_____

Simone Osthoff, Performing the Archive: The Transformation of the Archive in Contemporary Art from Repository of Documents to Art Medium, Atropos Press, 2009.

Cara Spooner: “I think that the social codes of being in a theatre have an interesting dynamic. When you walk into a theatre, there is a predetermined way of viewing, of hearing and of acting as an audience member. Especially if the work is movement-based, the way the audience understands it is primarily visual (but also aural). That’s a really great tradition but, in a way, I think there is potential for a lot more. I think that the audience’s embodiment can become more integrated into performance and that the different senses can become more integrated. That’s what motivates me to pull things out of the proscenium stage. I want to make the experience something more than just consuming with just the eyeballs and allow the affect to be integrated into the work with a lot of embodiment on the audience’s side.”

_____

“Greater Choreography: The Psychogeography of Movement. A Conversation-Interview between Cara Spooner and Lendl Barcelos,” Her Royal Majesty, Sept. 2011.

Cara Spooner: “I think that the social codes of being in a theatre have an interesting dynamic. When you walk into a theatre, there is a predetermined way of viewing, of hearing and of acting as an audience member. Especially if the work is movement-based, the way the audience understands it is primarily visual (but also aural). That’s a really great tradition but, in a way, I think there is potential for a lot more. I think that the audience’s embodiment can become more integrated into performance and that the different senses can become more integrated. That’s what motivates me to pull things out of the proscenium stage. I want to make the experience something more than just consuming with just the eyeballs and allow the affect to be integrated into the work with a lot of embodiment on the audience’s side.”

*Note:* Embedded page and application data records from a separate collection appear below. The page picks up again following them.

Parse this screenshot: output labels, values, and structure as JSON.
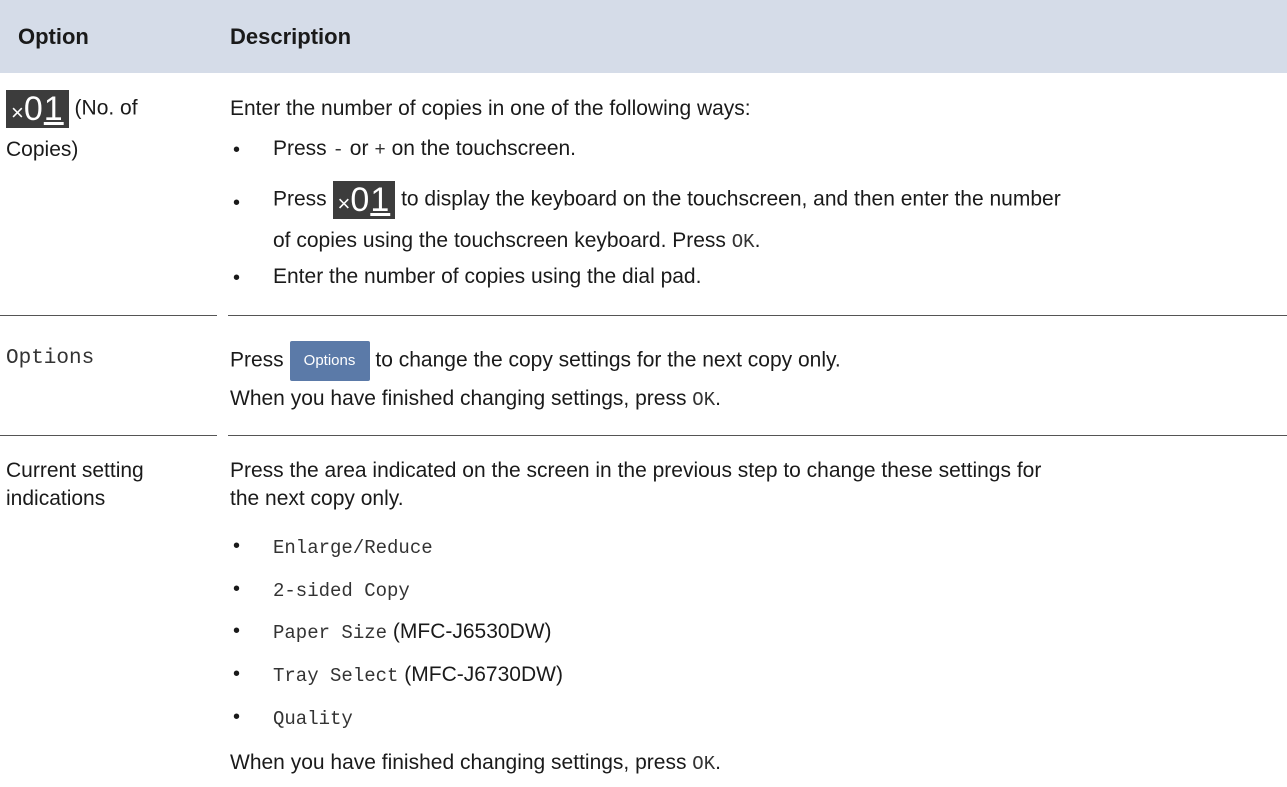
{
  "header": {
    "option": "Option",
    "description": "Description"
  },
  "row1": {
    "badge_x": "×",
    "badge_digits": "0",
    "badge_last": "1",
    "option_suffix_1": "(No. of",
    "option_suffix_2": "Copies)",
    "intro": "Enter the number of copies in one of the following ways:",
    "b1_pre": "Press",
    "b1_minus": "-",
    "b1_or": "or",
    "b1_plus": "+",
    "b1_post": "on the touchscreen.",
    "b2_pre": "Press",
    "b2_post": "to display the keyboard on the touchscreen, and then enter the number",
    "b2_line2": "of copies using the touchscreen keyboard. Press",
    "b2_ok": "OK",
    "b2_end": ".",
    "b3": "Enter the number of copies using the dial pad."
  },
  "row2": {
    "option": "Options",
    "p1_pre": "Press",
    "button_label": "Options",
    "p1_post": "to change the copy settings for the next copy only.",
    "p2": "When you have finished changing settings, press",
    "p2_ok": "OK",
    "p2_end": "."
  },
  "row3": {
    "option_1": "Current setting",
    "option_2": "indications",
    "intro_1": "Press the area indicated on the screen in the previous step to change these settings for",
    "intro_2": "the next copy only.",
    "items": [
      {
        "mono": "Enlarge/Reduce",
        "note": ""
      },
      {
        "mono": "2-sided Copy",
        "note": ""
      },
      {
        "mono": "Paper Size",
        "note": "(MFC-J6530DW)"
      },
      {
        "mono": "Tray Select",
        "note": "(MFC-J6730DW)"
      },
      {
        "mono": "Quality",
        "note": ""
      }
    ],
    "closing": "When you have finished changing settings, press",
    "closing_ok": "OK",
    "closing_end": "."
  },
  "bullet": "•"
}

_____

Greater Choreography: The Psychogeography of Movement. A Conversation-Interview between Cara Spooner and Lendl Barcelos,” Her Royal Majesty, Sept. 2011.

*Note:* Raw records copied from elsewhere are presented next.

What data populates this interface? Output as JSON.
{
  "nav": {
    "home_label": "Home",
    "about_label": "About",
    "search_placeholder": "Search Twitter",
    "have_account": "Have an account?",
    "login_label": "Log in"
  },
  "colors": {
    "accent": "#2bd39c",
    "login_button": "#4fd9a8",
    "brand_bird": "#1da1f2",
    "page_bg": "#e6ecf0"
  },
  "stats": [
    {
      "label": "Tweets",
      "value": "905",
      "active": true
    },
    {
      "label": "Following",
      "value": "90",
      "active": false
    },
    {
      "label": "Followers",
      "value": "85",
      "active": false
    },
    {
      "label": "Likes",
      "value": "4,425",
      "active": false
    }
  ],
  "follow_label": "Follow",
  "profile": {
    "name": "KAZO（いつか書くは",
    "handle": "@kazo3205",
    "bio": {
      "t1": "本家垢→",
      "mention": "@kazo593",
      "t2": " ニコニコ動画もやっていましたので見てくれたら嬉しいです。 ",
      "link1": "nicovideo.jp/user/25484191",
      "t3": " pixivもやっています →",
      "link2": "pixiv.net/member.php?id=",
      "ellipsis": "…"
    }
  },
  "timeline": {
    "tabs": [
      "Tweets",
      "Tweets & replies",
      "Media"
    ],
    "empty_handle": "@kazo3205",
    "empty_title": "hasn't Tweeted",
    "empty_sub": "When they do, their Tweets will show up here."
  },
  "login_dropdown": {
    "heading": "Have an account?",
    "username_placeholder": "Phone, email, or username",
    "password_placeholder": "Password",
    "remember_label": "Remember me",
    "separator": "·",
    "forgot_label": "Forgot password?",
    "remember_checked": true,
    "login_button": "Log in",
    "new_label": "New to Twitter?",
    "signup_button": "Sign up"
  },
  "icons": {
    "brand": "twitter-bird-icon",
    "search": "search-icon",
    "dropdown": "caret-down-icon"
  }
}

D S NFORMAT ON

Threnody from the Vision Machine

-

Sean Smith and
Department of Biological Flow

2001-2046

- - -

January 12-26, 2012

ArtLAB Gallery
John Labatt Visual Arts Centre
University of Western Ontario

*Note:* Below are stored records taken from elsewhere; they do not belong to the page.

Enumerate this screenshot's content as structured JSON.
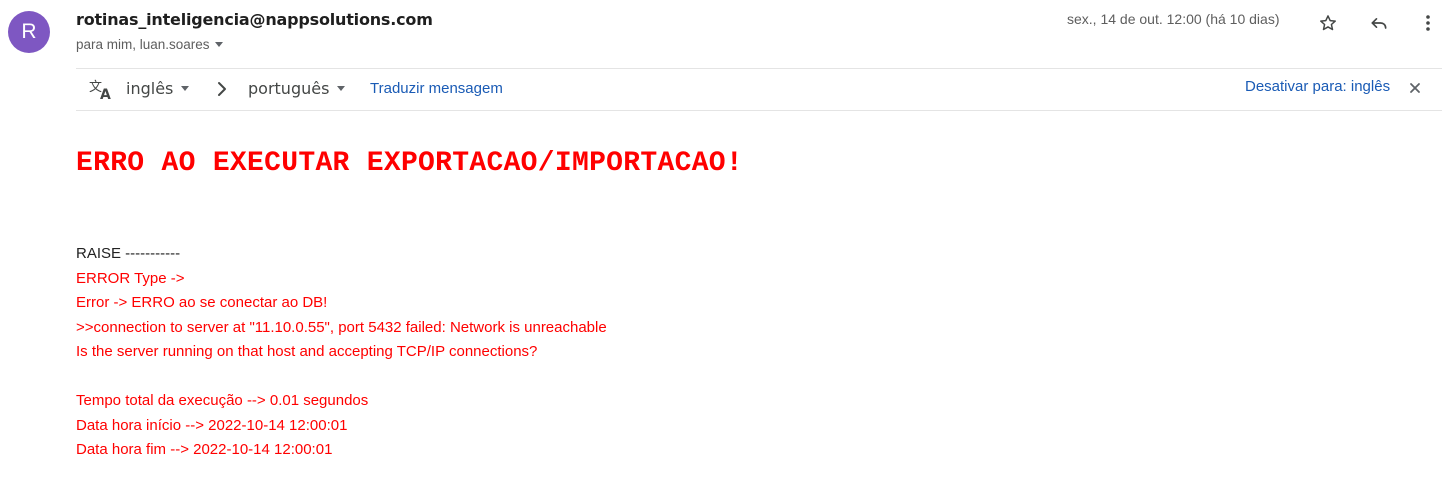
{
  "avatar": {
    "letter": "R",
    "color": "#7e57c2"
  },
  "header": {
    "sender": "rotinas_inteligencia@nappsolutions.com",
    "recipients": "para mim, luan.soares",
    "date": "sex., 14 de out. 12:00 (há 10 dias)"
  },
  "actions": {
    "star_icon": "star-icon",
    "reply_icon": "reply-icon",
    "more_icon": "more-vertical-icon"
  },
  "translation": {
    "from_lang": "inglês",
    "to_lang": "português",
    "translate_label": "Traduzir mensagem",
    "disable_label": "Desativar para: inglês"
  },
  "message": {
    "headline": "ERRO AO EXECUTAR EXPORTACAO/IMPORTACAO!",
    "raise_line": "RAISE -----------",
    "error_lines": [
      "ERROR Type ->",
      "Error -> ERRO ao se conectar ao DB!",
      ">>connection to server at \"11.10.0.55\", port 5432 failed: Network is unreachable",
      "Is the server running on that host and accepting TCP/IP connections?"
    ],
    "summary_lines": [
      "Tempo total da execução --> 0.01 segundos",
      "Data hora início --> 2022-10-14 12:00:01",
      "Data hora fim --> 2022-10-14 12:00:01"
    ]
  },
  "colors": {
    "error_red": "#ff0000",
    "link_blue": "#1a5bb5"
  }
}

D S NFORMAT ON

Threnody from the Vision Machine

-

Sean Smith and
Department of Biological Flow

2001-2046

- - -

January 12-26, 2012

ArtLAB Gallery
John Labatt Visual Arts Centre
University of Western Ontario

temporarily impermanent


immanent.

like a temperature on
one’s lips, is the word
not begun inspirating
a whisper of breath
to the sky
nigh expired.

expressed espresso of
quick twitch
flip sprinting
and surfing
the waves of
pedestrian glinting
and slowing
the beat to a much softer glowing,
for laying me lowing .tv dogs radioing,
[or rowing those waves but revisioned for knowing]
and wondering and waiting
and tired.

 (bergson breeze is still blowing)
 

can third be the number to remember you (bye)?
sport supple gestures in
damp potter’s spaces
claymation emerges
from multiplied paces
fastfry fractal relation
on hot blacktop baking
oven fired.

crying wolf. pack well
for timely dilation
braille acupuncture
teletype operator
of gait surfing needles
and coded transmissions
“i love you” net virus
contemplating my status of
wired.

so tired.

temporarily impermanent


immanent.

like a temperature on
one’s lips, is the word
not begun inspirating
a whisper of breath
to the sky
nigh expired.

expressed espresso of
quick twitch
flip sprinting
and surfing
the waves of
pedestrian glinting
and slowing
the beat to a much softer glowing,
for laying me lowing .tv dogs radioing,
[or rowing those waves but revisioned for knowing]
and wondering and waiting
and tired.


(bergson breeze is still blowing)
 

can third be the number to remember you (bye)?
sport supple gestures in
damp potter’s spaces
claymation emerges
from multiplied paces
fastfry fractal relation
on hot blacktop baking
oven fired.

crying wolf. pack well
for timely dilation
braille acupuncture
teletype operator
of gait surfing needles
and coded transmissions
“i love you” net virus
contemplating my status of
wired.

so tired.